Wednesday, 12 September 2012
Bonny and Clyde
Or a general fuzziness about life in general caused, in part, by the unfamiliar sensation of the country being on the winning side in a quite spectacular way these last 4 weeks. English football has thrown a bowl of ice cold water in our faces though.
Not even the sheer numb skull behaviour of our banking institutions has caused me to blow a fuse. The first example of banks being total plonkers was when I sent a cheque to a mate. I made it out to "Tom....". the bank refused it. He goes by Tom although he is technically Michael Thomas, but one of his names is Tom. What petty security minded nonsense. So I had to send him another cheque.
My bank - the Halifax - once a proud independent building society- now part of the bankrupt Bank of Scotland conglomerate sent me a cheque for £1.01 - an adjustment to a savings account. I dutifully took the cheque along to a branch and shoved the cheque into the automatic cheque teller - which immediately shoved it back out. I tried again with the same result.
A week or so later I had another cheque or two to pay in. This time I went to my local branch and presented the aforementioned piece of paper, along with the other cheques to the automatic teller. The same reaction; the blighter steadfastly refused to accept a cheque issued by its own bank, but happily gobbled up the others. So I queued, for 15 minutes to pay in one cheque for the sum of £1.01.
On the Sunday afternoon, I had a call from the bank; their Customer Satisfaction team. They were aware that I'd recently carried out an "over the counter transaction" and wanted to know how it went for me.
I tried to explain that as a transaction it was a pretty minor affair. I grunted "Hello" to the counter clerk, handed over the cheque for £1.01, inserted my debit card. They looked at their screen for a second or two, printed out a receipt, I removed my card, they said could they help with anything else, I grunted "No" and left.
But no, my views on that transaction, no matter how brief, were vital to the bank's continuing endeavour to improve the banking experience of their customers. "On a scale of one to ten, one being poor, ten being excellent how would you rate ......" This went on for hours. I explained that the reason I was paying in one cheque to the value of £1.01, issued by the Halifax was because their machines in various locations across this immense capital city of ours refused to accept the bloody thing. I also pointed out that I had to queue for 15 minutes, and putting my hourly rate at £300 the opportunity costs amounted to £75.
He took all this down and then asked would I recommend the bank to friends or colleagues! I stressed that I was only banking with Halifax because of a moment of madness five years when I left First Direct because Halifax were offering an insane 6% on current account balances up to £2,500. They promptly stopped that soon after I switched. I said that if I had my way I'd keep my cash under the mattress but the wife would complain.
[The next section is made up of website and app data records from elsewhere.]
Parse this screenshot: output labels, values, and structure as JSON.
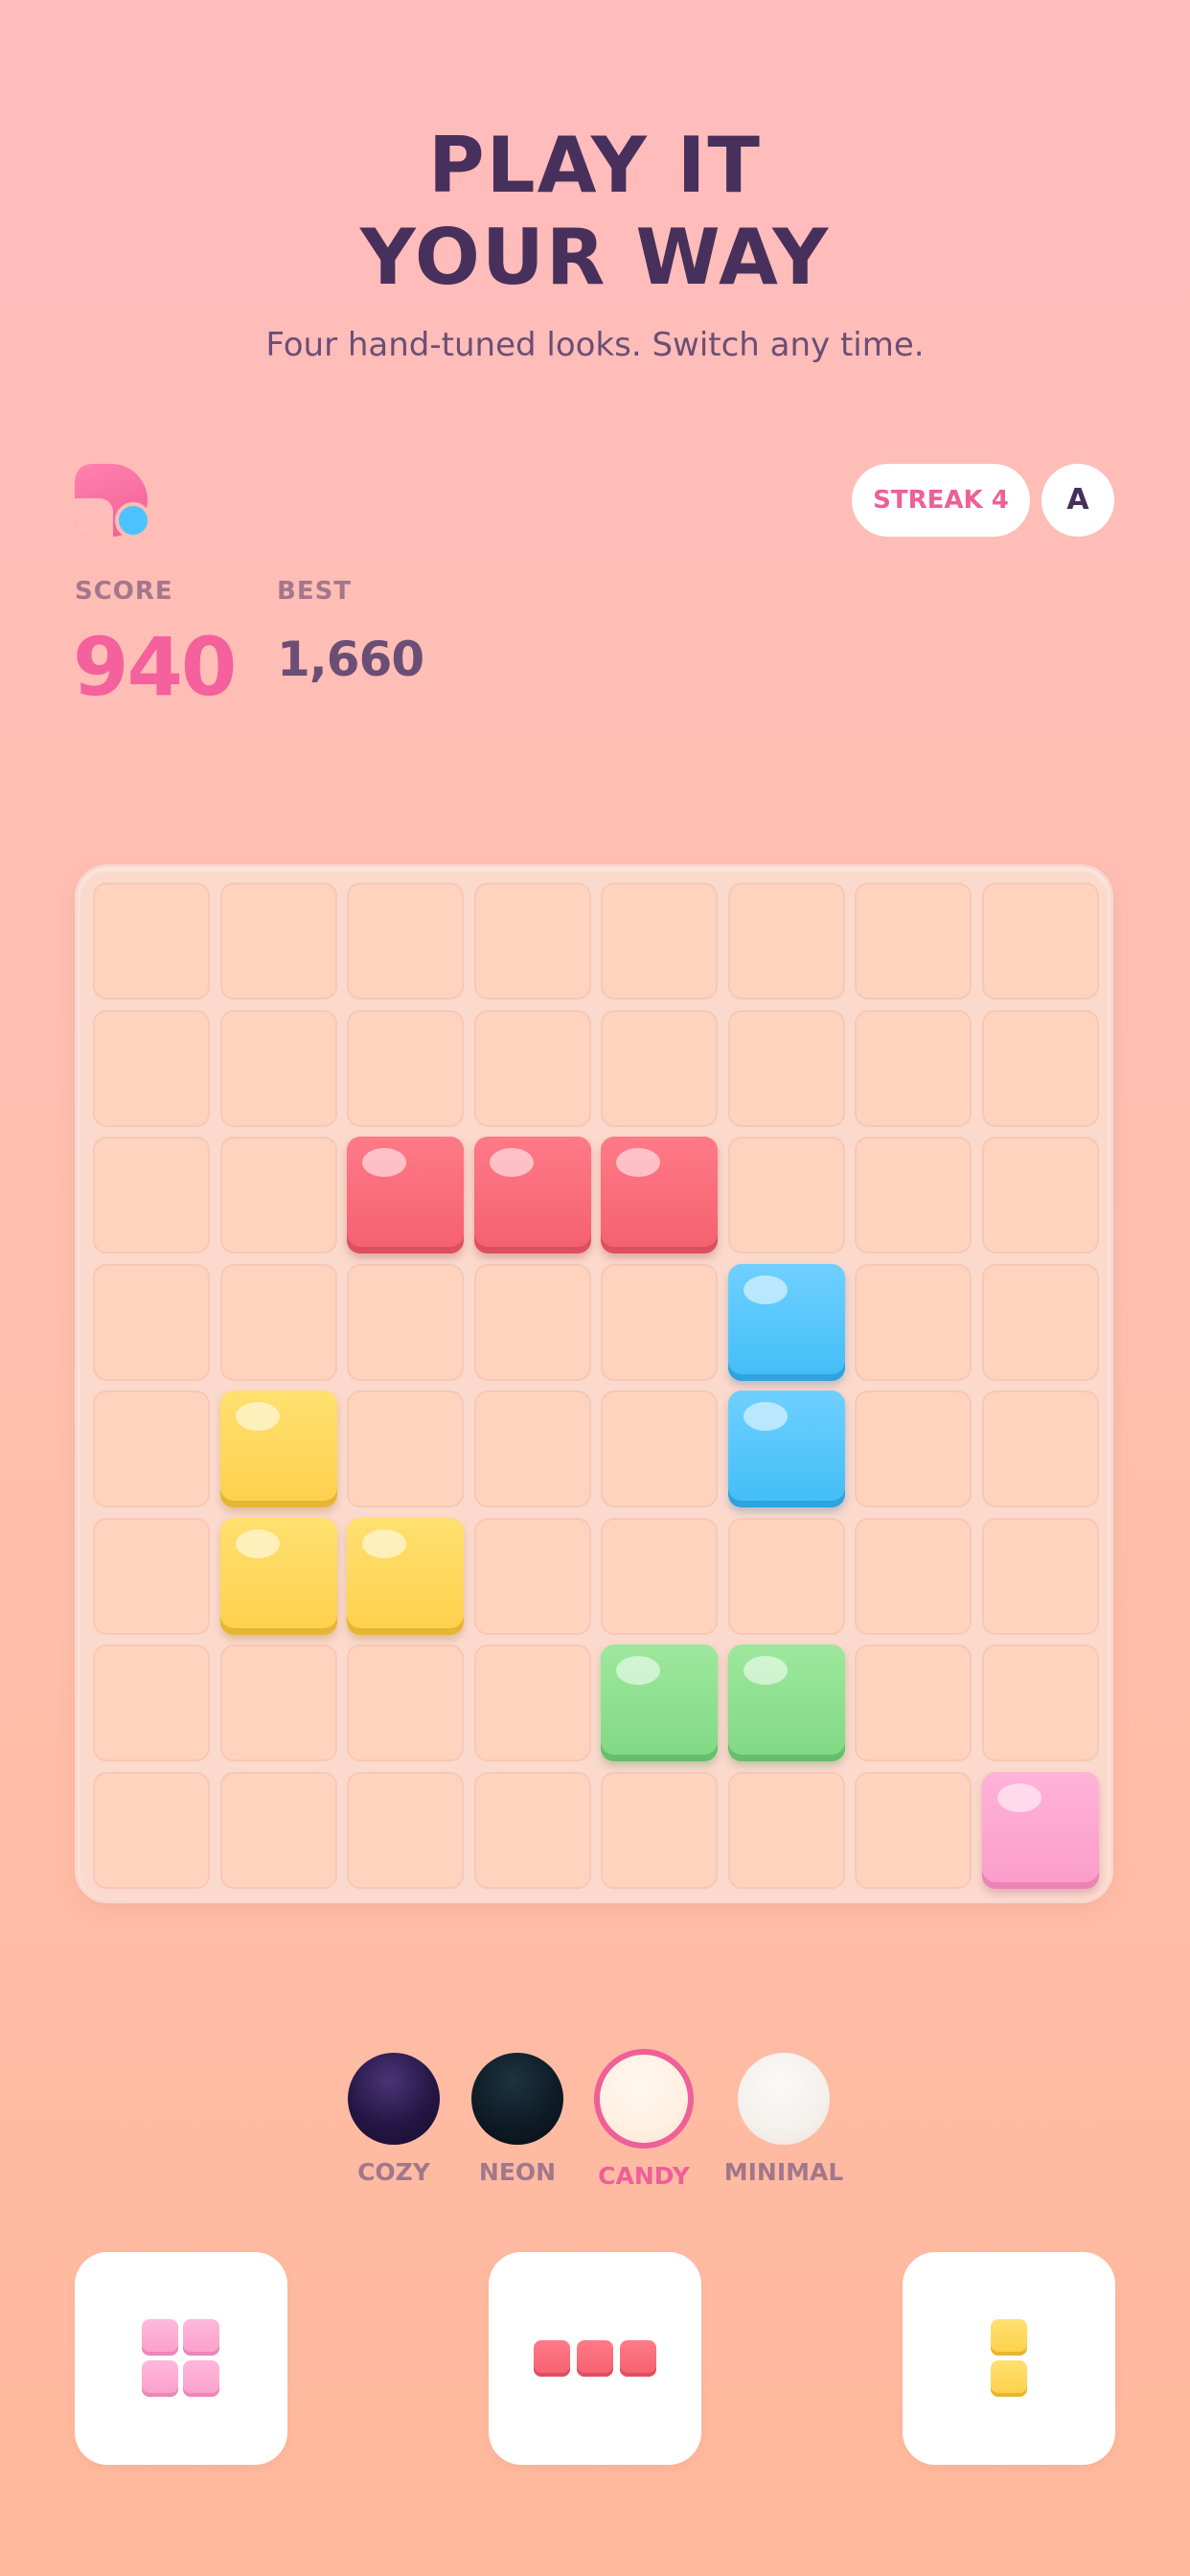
{
  "hero": {
    "title_line1": "PLAY IT",
    "title_line2": "YOUR WAY",
    "subtitle": "Four hand-tuned looks. Switch any time."
  },
  "header": {
    "logo_icon": "block-logo-icon",
    "streak_label": "STREAK 4",
    "avatar_initial": "A"
  },
  "stats": {
    "score_label": "SCORE",
    "score_value": "940",
    "best_label": "BEST",
    "best_value": "1,660"
  },
  "board": {
    "rows": 8,
    "cols": 8,
    "tiles": [
      {
        "row": 2,
        "col": 2,
        "color": "red"
      },
      {
        "row": 2,
        "col": 3,
        "color": "red"
      },
      {
        "row": 2,
        "col": 4,
        "color": "red"
      },
      {
        "row": 3,
        "col": 5,
        "color": "blue"
      },
      {
        "row": 4,
        "col": 1,
        "color": "yellow"
      },
      {
        "row": 4,
        "col": 5,
        "color": "blue"
      },
      {
        "row": 5,
        "col": 1,
        "color": "yellow"
      },
      {
        "row": 5,
        "col": 2,
        "color": "yellow"
      },
      {
        "row": 6,
        "col": 4,
        "color": "green"
      },
      {
        "row": 6,
        "col": 5,
        "color": "green"
      },
      {
        "row": 7,
        "col": 7,
        "color": "pink"
      }
    ]
  },
  "themes": {
    "selected": "CANDY",
    "items": [
      {
        "label": "COZY",
        "swatch": "#2a1d4f"
      },
      {
        "label": "NEON",
        "swatch": "#0d1a24"
      },
      {
        "label": "CANDY",
        "swatch": "#fff1e4"
      },
      {
        "label": "MINIMAL",
        "swatch": "#f4f0ec"
      }
    ]
  },
  "tray": {
    "pieces": [
      {
        "shape": "square-2x2",
        "color": "pink"
      },
      {
        "shape": "line-3x1",
        "color": "red"
      },
      {
        "shape": "line-1x2",
        "color": "yellow"
      }
    ]
  },
  "colors": {
    "accent": "#ef5f98",
    "title": "#47305b",
    "tile_red": "#f4606f",
    "tile_blue": "#41bdf6",
    "tile_yellow": "#fdd04a",
    "tile_green": "#80d883",
    "tile_pink": "#fb9cc9"
  }
}
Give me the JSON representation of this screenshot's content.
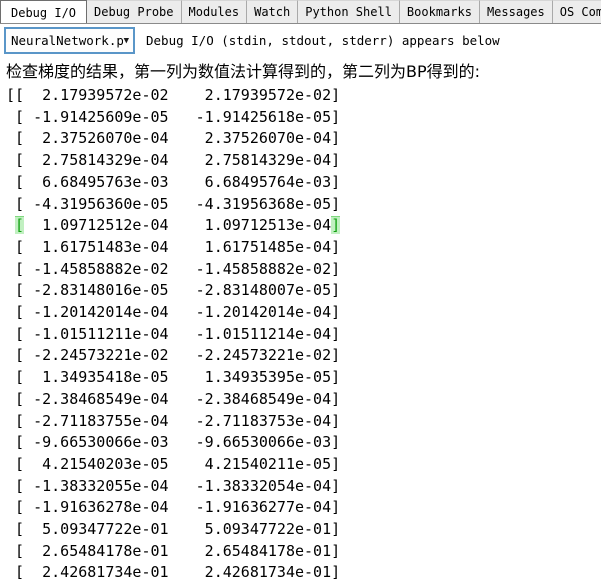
{
  "tabs": [
    {
      "label": "Debug I/O",
      "active": true
    },
    {
      "label": "Debug Probe",
      "active": false
    },
    {
      "label": "Modules",
      "active": false
    },
    {
      "label": "Watch",
      "active": false
    },
    {
      "label": "Python Shell",
      "active": false
    },
    {
      "label": "Bookmarks",
      "active": false
    },
    {
      "label": "Messages",
      "active": false
    },
    {
      "label": "OS Commands",
      "active": false
    }
  ],
  "toolbar": {
    "process_selector_label": "NeuralNetwork.py (j",
    "dropdown_arrow": "▼",
    "caption": "Debug I/O (stdin, stdout, stderr) appears below"
  },
  "output": {
    "header": "检查梯度的结果，第一列为数值法计算得到的，第二列为BP得到的:",
    "rows": [
      {
        "open": "[[",
        "col1": "  2.17939572e-02",
        "col2": "  2.17939572e-02",
        "close": "]",
        "highlight": false
      },
      {
        "open": " [",
        "col1": " -1.91425609e-05",
        "col2": " -1.91425618e-05",
        "close": "]",
        "highlight": false
      },
      {
        "open": " [",
        "col1": "  2.37526070e-04",
        "col2": "  2.37526070e-04",
        "close": "]",
        "highlight": false
      },
      {
        "open": " [",
        "col1": "  2.75814329e-04",
        "col2": "  2.75814329e-04",
        "close": "]",
        "highlight": false
      },
      {
        "open": " [",
        "col1": "  6.68495763e-03",
        "col2": "  6.68495764e-03",
        "close": "]",
        "highlight": false
      },
      {
        "open": " [",
        "col1": " -4.31956360e-05",
        "col2": " -4.31956368e-05",
        "close": "]",
        "highlight": false
      },
      {
        "open": " [",
        "col1": "  1.09712512e-04",
        "col2": "  1.09712513e-04",
        "close": "]",
        "highlight": true
      },
      {
        "open": " [",
        "col1": "  1.61751483e-04",
        "col2": "  1.61751485e-04",
        "close": "]",
        "highlight": false
      },
      {
        "open": " [",
        "col1": " -1.45858882e-02",
        "col2": " -1.45858882e-02",
        "close": "]",
        "highlight": false
      },
      {
        "open": " [",
        "col1": " -2.83148016e-05",
        "col2": " -2.83148007e-05",
        "close": "]",
        "highlight": false
      },
      {
        "open": " [",
        "col1": " -1.20142014e-04",
        "col2": " -1.20142014e-04",
        "close": "]",
        "highlight": false
      },
      {
        "open": " [",
        "col1": " -1.01511211e-04",
        "col2": " -1.01511214e-04",
        "close": "]",
        "highlight": false
      },
      {
        "open": " [",
        "col1": " -2.24573221e-02",
        "col2": " -2.24573221e-02",
        "close": "]",
        "highlight": false
      },
      {
        "open": " [",
        "col1": "  1.34935418e-05",
        "col2": "  1.34935395e-05",
        "close": "]",
        "highlight": false
      },
      {
        "open": " [",
        "col1": " -2.38468549e-04",
        "col2": " -2.38468549e-04",
        "close": "]",
        "highlight": false
      },
      {
        "open": " [",
        "col1": " -2.71183755e-04",
        "col2": " -2.71183753e-04",
        "close": "]",
        "highlight": false
      },
      {
        "open": " [",
        "col1": " -9.66530066e-03",
        "col2": " -9.66530066e-03",
        "close": "]",
        "highlight": false
      },
      {
        "open": " [",
        "col1": "  4.21540203e-05",
        "col2": "  4.21540211e-05",
        "close": "]",
        "highlight": false
      },
      {
        "open": " [",
        "col1": " -1.38332055e-04",
        "col2": " -1.38332054e-04",
        "close": "]",
        "highlight": false
      },
      {
        "open": " [",
        "col1": " -1.91636278e-04",
        "col2": " -1.91636277e-04",
        "close": "]",
        "highlight": false
      },
      {
        "open": " [",
        "col1": "  5.09347722e-01",
        "col2": "  5.09347722e-01",
        "close": "]",
        "highlight": false
      },
      {
        "open": " [",
        "col1": "  2.65484178e-01",
        "col2": "  2.65484178e-01",
        "close": "]",
        "highlight": false
      },
      {
        "open": " [",
        "col1": "  2.42681734e-01",
        "col2": "  2.42681734e-01",
        "close": "]",
        "highlight": false
      }
    ]
  },
  "colors": {
    "dropdown_border": "#5a96c8",
    "bracket_highlight_bg": "#c1f0c1",
    "bracket_highlight_fg": "#12a012",
    "tab_inactive_bg": "#ececec",
    "tab_active_bg": "#ffffff"
  }
}
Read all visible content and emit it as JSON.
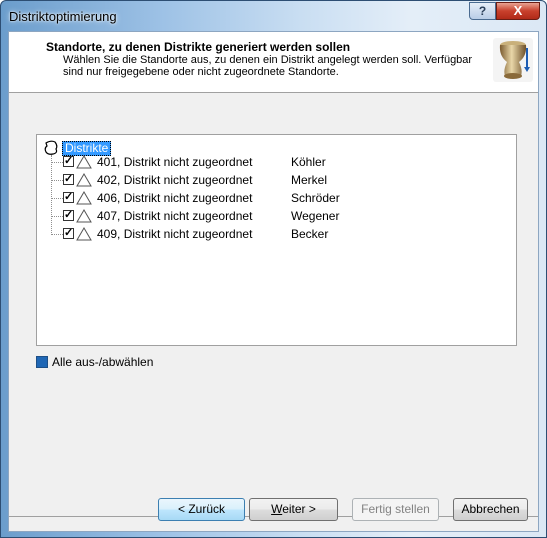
{
  "window": {
    "title": "Distriktoptimierung",
    "help_label": "?",
    "close_label": "X"
  },
  "header": {
    "title": "Standorte, zu denen Distrikte generiert werden sollen",
    "subtitle": "Wählen Sie die Standorte aus, zu denen ein Distrikt angelegt werden soll. Verfügbar sind nur freigegebene oder nicht zugeordnete Standorte.",
    "icon": "wizard-vase-icon"
  },
  "tree": {
    "root_label": "Distrikte",
    "root_icon": "district-outline-icon",
    "items": [
      {
        "text": "401, Distrikt  nicht zugeordnet",
        "name": "Köhler",
        "checked": true
      },
      {
        "text": "402, Distrikt  nicht zugeordnet",
        "name": "Merkel",
        "checked": true
      },
      {
        "text": "406, Distrikt  nicht zugeordnet",
        "name": "Schröder",
        "checked": true
      },
      {
        "text": "407, Distrikt  nicht zugeordnet",
        "name": "Wegener",
        "checked": true
      },
      {
        "text": "409, Distrikt  nicht zugeordnet",
        "name": "Becker",
        "checked": true
      }
    ],
    "item_icon": "triangle-icon"
  },
  "select_all": {
    "label": "Alle aus-/abwählen",
    "state": "indeterminate"
  },
  "buttons": {
    "back": "< Zurück",
    "next_prefix": "W",
    "next_rest": "eiter >",
    "finish": "Fertig stellen",
    "cancel": "Abbrechen"
  },
  "colors": {
    "selection": "#3399ff",
    "select_all_fill": "#1f67b5",
    "close_button": "#c8402c"
  }
}
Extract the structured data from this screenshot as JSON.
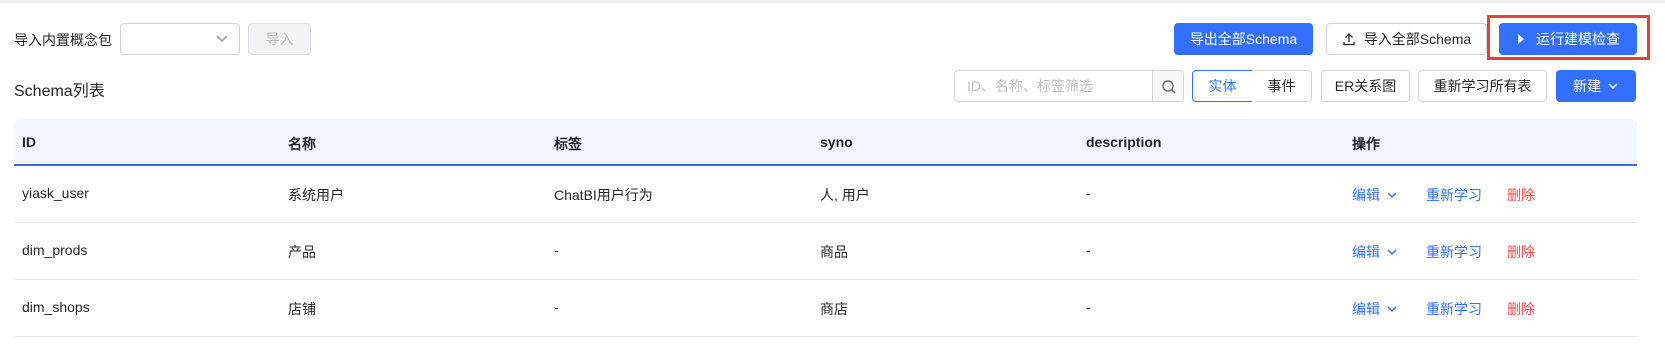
{
  "import_bar": {
    "label": "导入内置概念包",
    "select_value": "",
    "import_button": "导入"
  },
  "actions": {
    "export_all": "导出全部Schema",
    "import_all": "导入全部Schema",
    "run_check": "运行建模检查"
  },
  "list": {
    "title": "Schema列表",
    "filter_placeholder": "ID、名称、标签筛选",
    "tabs": [
      "实体",
      "事件"
    ],
    "active_tab": "实体",
    "er_button": "ER关系图",
    "relearn_all_button": "重新学习所有表",
    "new_button": "新建"
  },
  "table": {
    "columns": [
      "ID",
      "名称",
      "标签",
      "syno",
      "description",
      "操作"
    ],
    "rows": [
      {
        "id": "yiask_user",
        "name": "系统用户",
        "tag": "ChatBI用户行为",
        "syno": "人, 用户",
        "description": "-"
      },
      {
        "id": "dim_prods",
        "name": "产品",
        "tag": "-",
        "syno": "商品",
        "description": "-"
      },
      {
        "id": "dim_shops",
        "name": "店铺",
        "tag": "-",
        "syno": "商店",
        "description": "-"
      }
    ],
    "row_actions": {
      "edit": "编辑",
      "relearn": "重新学习",
      "delete": "删除"
    }
  },
  "colors": {
    "primary": "#3370ff",
    "danger": "#f54a45",
    "header_bg": "#f0f5ff",
    "highlight_box": "#e8413b"
  },
  "icons": {
    "select_chevron": "chevron-down-icon",
    "import_all": "upload-icon",
    "run_check": "play-icon",
    "search": "search-icon",
    "new_dropdown": "chevron-down-icon",
    "edit_dropdown": "chevron-down-icon"
  }
}
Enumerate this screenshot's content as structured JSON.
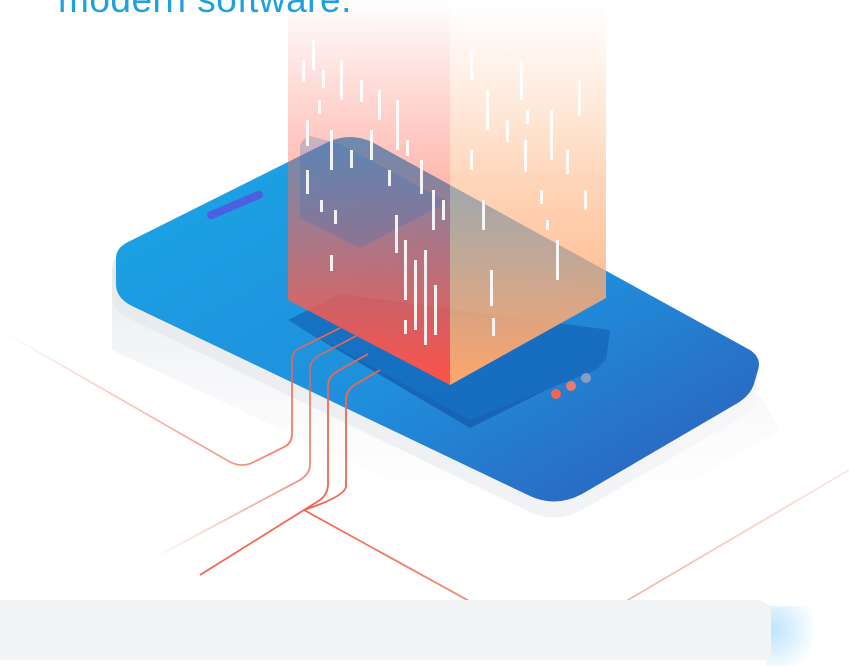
{
  "headline": {
    "text": "modern software.",
    "color": "#1fa1e0"
  },
  "illustration": {
    "icons": [
      "smartphone-icon",
      "data-tower-icon",
      "circuit-line-icon",
      "dots-indicator-icon"
    ],
    "colors": {
      "phone_blue": "#1f8fdc",
      "phone_blue_dark": "#2f5bb8",
      "tower_red": "#ff5a4a",
      "tower_orange": "#ffad6e",
      "circuit_line": "#f2664f",
      "dot_orange": "#f2664f",
      "dot_grey": "#8a9bc4",
      "base_shadow": "#eef0f3"
    }
  },
  "footer_card": {
    "color": "#f3f4f5"
  }
}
He thanked me and wished me a pleasant what remained of a sunny Sunday afternoon. I fell back into the slumber from which the phone call had raised me.